Initiative - Job requires a willingness to take on responsibilities and challenges.
Leadership - Job requires a willingness to lead, take charge, and offer opinions and direction.
Persistence - Job requires persistence in the face of obstacles.
Adaptability/Flexibility - Job requires being open to change (positive or negative) and to considerable variety in the workplace.
Independence - Job requires developing one's own ways of doing things, guiding oneself with little or no supervision, and depending on oneself to get things done.
Analytical Thinking - Job requires analyzing information and using logic to address work-related issues and problems.
Innovation - Job requires creativity and alternative thinking to develop new ideas for and answers to work-related problems.

Work Values

Relationships - Occupations that satisfy this work value allow employees to provide service to others and work with co-workers in a friendly non-competitive environment. Corresponding needs are Co-workers, Moral Values and Social Service.

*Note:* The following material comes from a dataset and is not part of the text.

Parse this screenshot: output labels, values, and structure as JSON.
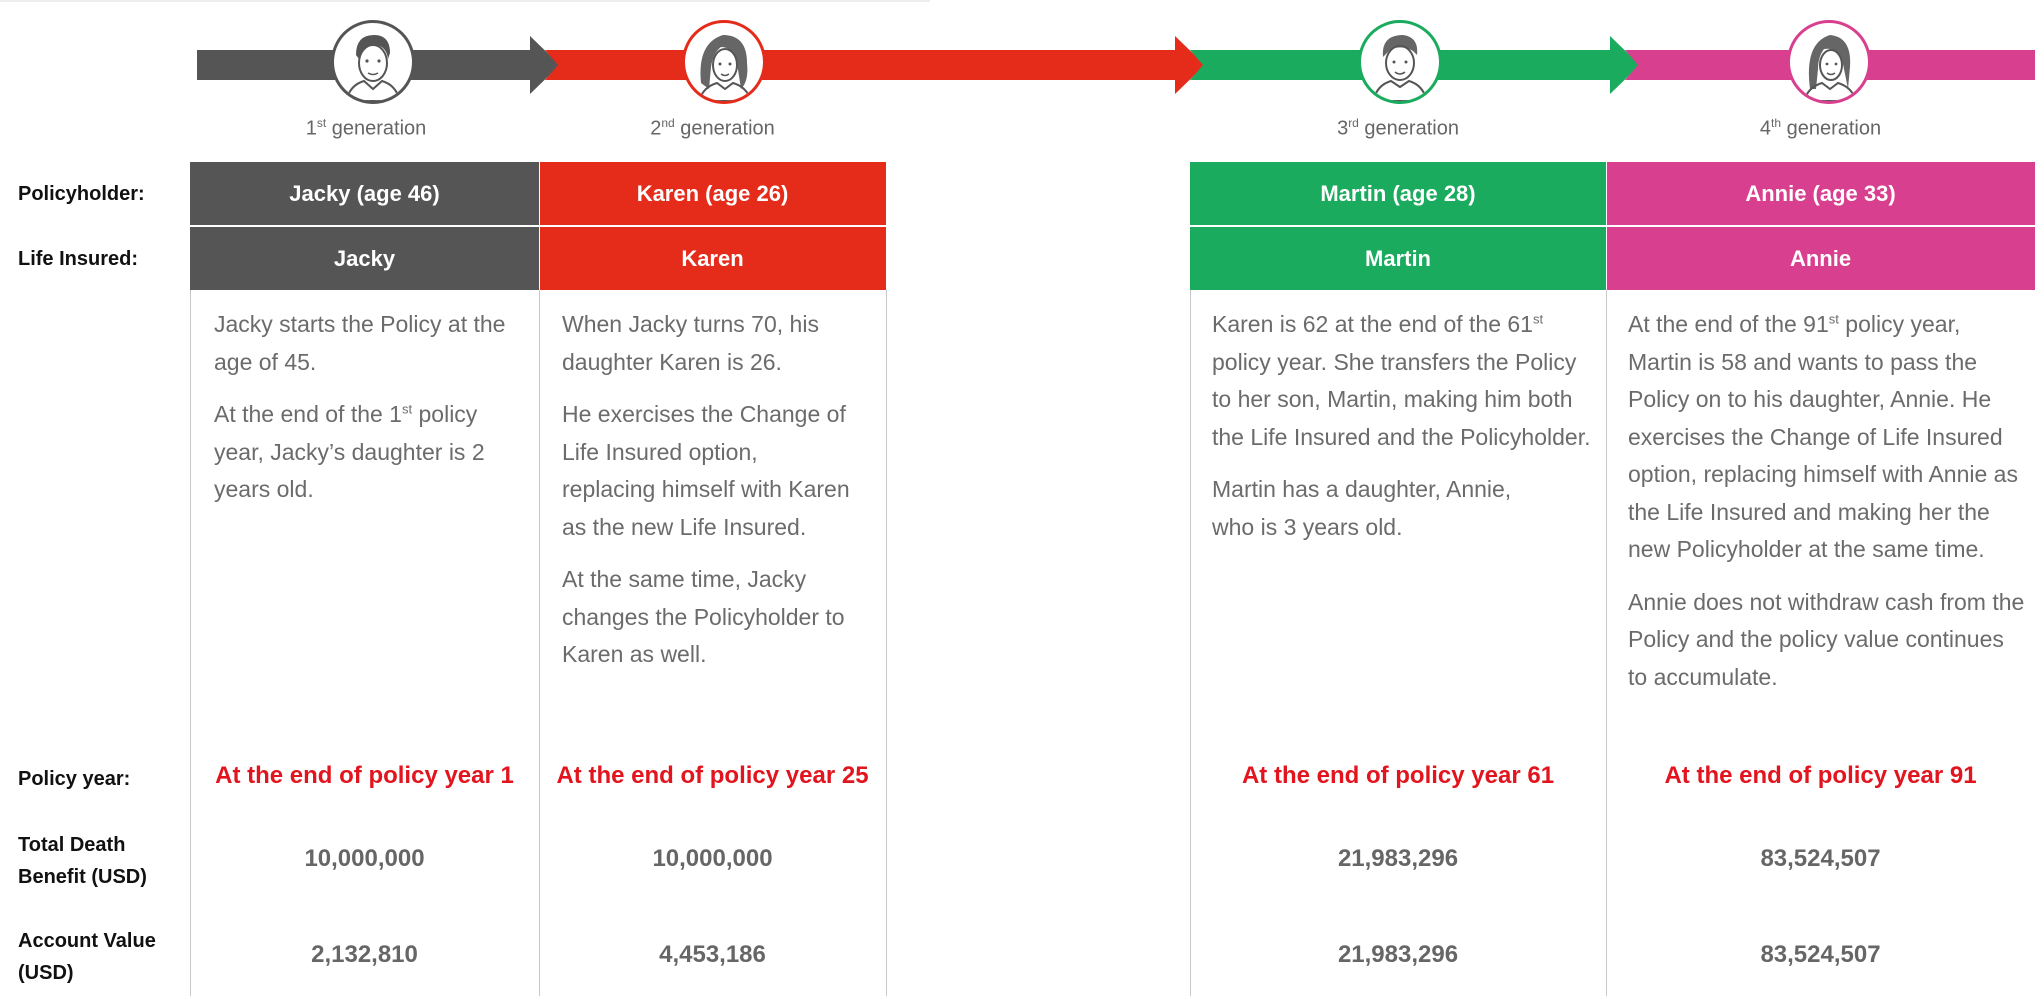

Independence - Occupations that satisfy this work value allow employees to work on their own and make decisions. Corresponding needs are Creativity, Responsibility and Autonomy.
Achievement - Occupations that satisfy this work value are results oriented and allow employees to use their strongest abilities, giving them a feeling of accomplishment. Corresponding needs are Ability Utilization and Achievement.
Working Conditions - Occupations that satisfy this work value offer job security and good working conditions. Corresponding needs are Activity, Compensation, Independence, Security, Variety and Working Conditions.
Recognition - Occupations that satisfy this work value offer advancement, potential for leadership, and are often considered prestigious. Corresponding needs are Advancement, Authority, Recognition and Social Status.